Though overtly interested in Greek myth, Sweet presents these ideas in what may be described as a “Young Adult” novel, a genre that has its own conventions and constraints. Of course, adaptation is a tricky business. When translating Greek myth into Young Adult fiction, the author must not only ensure that plot and character are reconfigured, but that language, culture, and structure are all transmuted accordingly. One is tempted to ask when reading an adaptation: “What of the original source remains?” But Robert Stam implores us to forego anxieties about textual “fidelity” and instead to understand adaptation not as an attempt at recreation but as an “intertextual dialogism”—a conversation between an adapted text, its original source, and of all other influential texts, which converge to create something novel.8 The new shores of Sweet’s The Door in the Mountain provide exactly such a critical engagement with classical myth; it is a new perspective on the myth of Theseus and the Minotaur, one that is engaged in conversation not only with its original source but its contemporary textual landscape. The past decades have heralded the expansion of women’s roles within literature and broader society, a change reflected in the growth of the Young Adult fiction market. Thus, Chara’s [End page 115] status as a Heroine seems muted in comparison to the complexities of Ariadne’s characterisation and function within Sweet’s novel, or even compared to the wealth of central female characters in the post-Hunger Games Young Adult Fiction context, where women characters tend to follow in Katniss Everdeen’s footsteps.
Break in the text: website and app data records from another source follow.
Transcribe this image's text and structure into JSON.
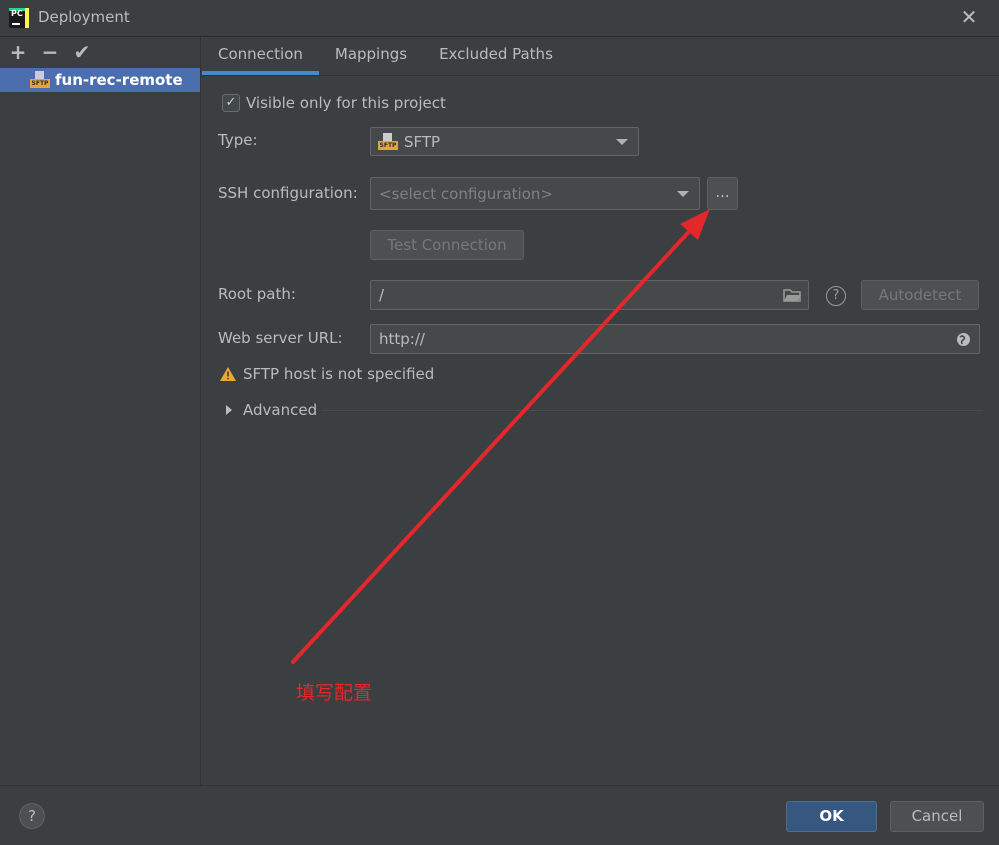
{
  "window": {
    "title": "Deployment"
  },
  "sidebar": {
    "items": [
      {
        "label": "fun-rec-remote",
        "icon_text": "SFTP"
      }
    ]
  },
  "tabs": [
    {
      "label": "Connection"
    },
    {
      "label": "Mappings"
    },
    {
      "label": "Excluded Paths"
    }
  ],
  "form": {
    "visible_only_label": "Visible only for this project",
    "type_label": "Type:",
    "type_value": "SFTP",
    "ssh_label": "SSH configuration:",
    "ssh_placeholder": "<select configuration>",
    "browse_label": "...",
    "test_connection": "Test Connection",
    "root_path_label": "Root path:",
    "root_path_value": "/",
    "autodetect": "Autodetect",
    "web_url_label": "Web server URL:",
    "web_url_value": "http://",
    "warning": "SFTP host is not specified",
    "advanced": "Advanced"
  },
  "annotation": {
    "text": "填写配置",
    "color": "#e3272b"
  },
  "footer": {
    "ok": "OK",
    "cancel": "Cancel",
    "help": "?"
  }
}
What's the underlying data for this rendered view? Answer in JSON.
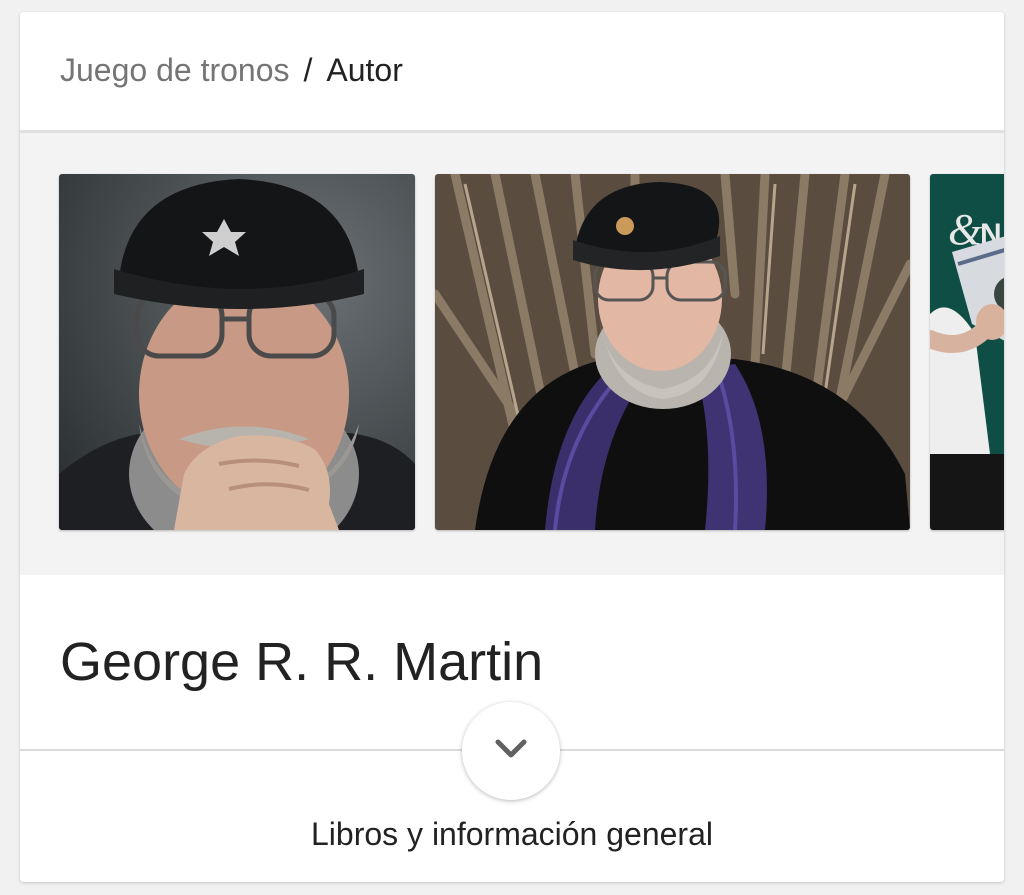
{
  "breadcrumb": {
    "parent": "Juego de tronos",
    "separator": "/",
    "current": "Autor"
  },
  "gallery": {
    "photos": [
      {
        "description_icon": "author-portrait-photo"
      },
      {
        "description_icon": "author-iron-throne-photo"
      },
      {
        "description_icon": "author-book-signing-photo"
      }
    ]
  },
  "entity": {
    "name": "George R. R. Martin"
  },
  "expand": {
    "icon": "chevron-down-icon"
  },
  "section": {
    "label": "Libros y información general"
  }
}
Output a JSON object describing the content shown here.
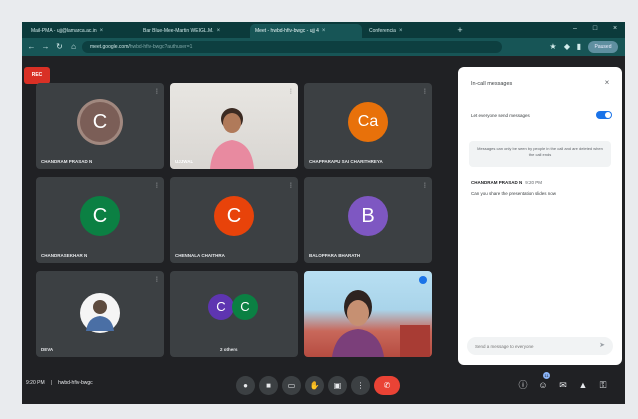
{
  "browser": {
    "tabs": [
      {
        "label": "Mail-PMA - ujj@lamarca.ac.in",
        "active": false
      },
      {
        "label": "Bar Blue-Mee-Martin WEIGL.M.",
        "active": false
      },
      {
        "label": "Meet - hwbd-hfiv-bwgc - ujj 4",
        "active": true
      },
      {
        "label": "Conferencia",
        "active": false
      }
    ],
    "new_tab": "+",
    "url": "meet.google.com/",
    "url_rest": "hwbd-hfiv-bwgc?authuser=1",
    "profile_label": "Paused"
  },
  "meeting": {
    "rec_label": "REC",
    "tiles": [
      {
        "name": "CHANDRAM PRASAD N",
        "initial": "C",
        "color": "#7b5e57",
        "ring": "#a1887f"
      },
      {
        "name": "UJJWAL",
        "initial": "",
        "color": "",
        "ring": ""
      },
      {
        "name": "CHAPPARAPU SAI CHARITHREYA",
        "initial": "Ca",
        "color": "#e8710a",
        "ring": ""
      },
      {
        "name": "CHANDRASEKHAR N",
        "initial": "C",
        "color": "#0b8043",
        "ring": ""
      },
      {
        "name": "CHENNALA CHAITHRA",
        "initial": "C",
        "color": "#e8430a",
        "ring": ""
      },
      {
        "name": "BALOPPARA BHARATH",
        "initial": "B",
        "color": "#7e57c2",
        "ring": ""
      },
      {
        "name": "DEVA",
        "initial": "",
        "color": "",
        "ring": ""
      },
      {
        "name": "2 others",
        "initial": "C",
        "color": "#5e35b1",
        "initial2": "C",
        "color2": "#0b8043"
      },
      {
        "name": "",
        "initial": "",
        "color": "",
        "ring": ""
      }
    ]
  },
  "controls": {
    "time": "9:20 PM",
    "sep": "|",
    "meeting_code": "hwbd-hfiv-bwgc",
    "buttons": [
      "mic-icon",
      "camera-icon",
      "captions-icon",
      "raise-hand-icon",
      "present-icon",
      "more-icon",
      "end-call-icon"
    ],
    "participants_count": "11"
  },
  "chat": {
    "title": "In-call messages",
    "close": "×",
    "toggle_label": "Let everyone send messages",
    "notice": "Messages can only be seen by people in the call and are deleted when the call ends",
    "sender": "CHANDRAM PRASAD N",
    "time": "9:20 PM",
    "message": "Can you share the presentation slides now",
    "input_placeholder": "Send a message to everyone",
    "send_icon": "send-icon"
  }
}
As a modern reimagining of an Ancient Greek myth, The Door in the Mountain is a fascinating experiment that shifts liminal characters from the peripheries to the forefront. But, like sailors in a chaotic sea, readers may be left uncertain while reading the text, not knowing where they stand nor how far they are from the familiar shores of the Greek myth. For a classical conservative, this experience will undoubtedly be unsettling, as archetypal characters once crucial to the narrative are utterly subverted, and often become unrecognisable. And yet, Sweet deflty seizes on what once lingered on the peripheries of classical myth—a distant Crete, the monstrosity of the Minotaur, one-dimensional women, and absent slaves—and reconfigures them so as to create a strikingly modern novel.
About the author
Sydney Nicholas is a Bachelor of Arts undergraduate student at the University of Sydney. She majors in English and History.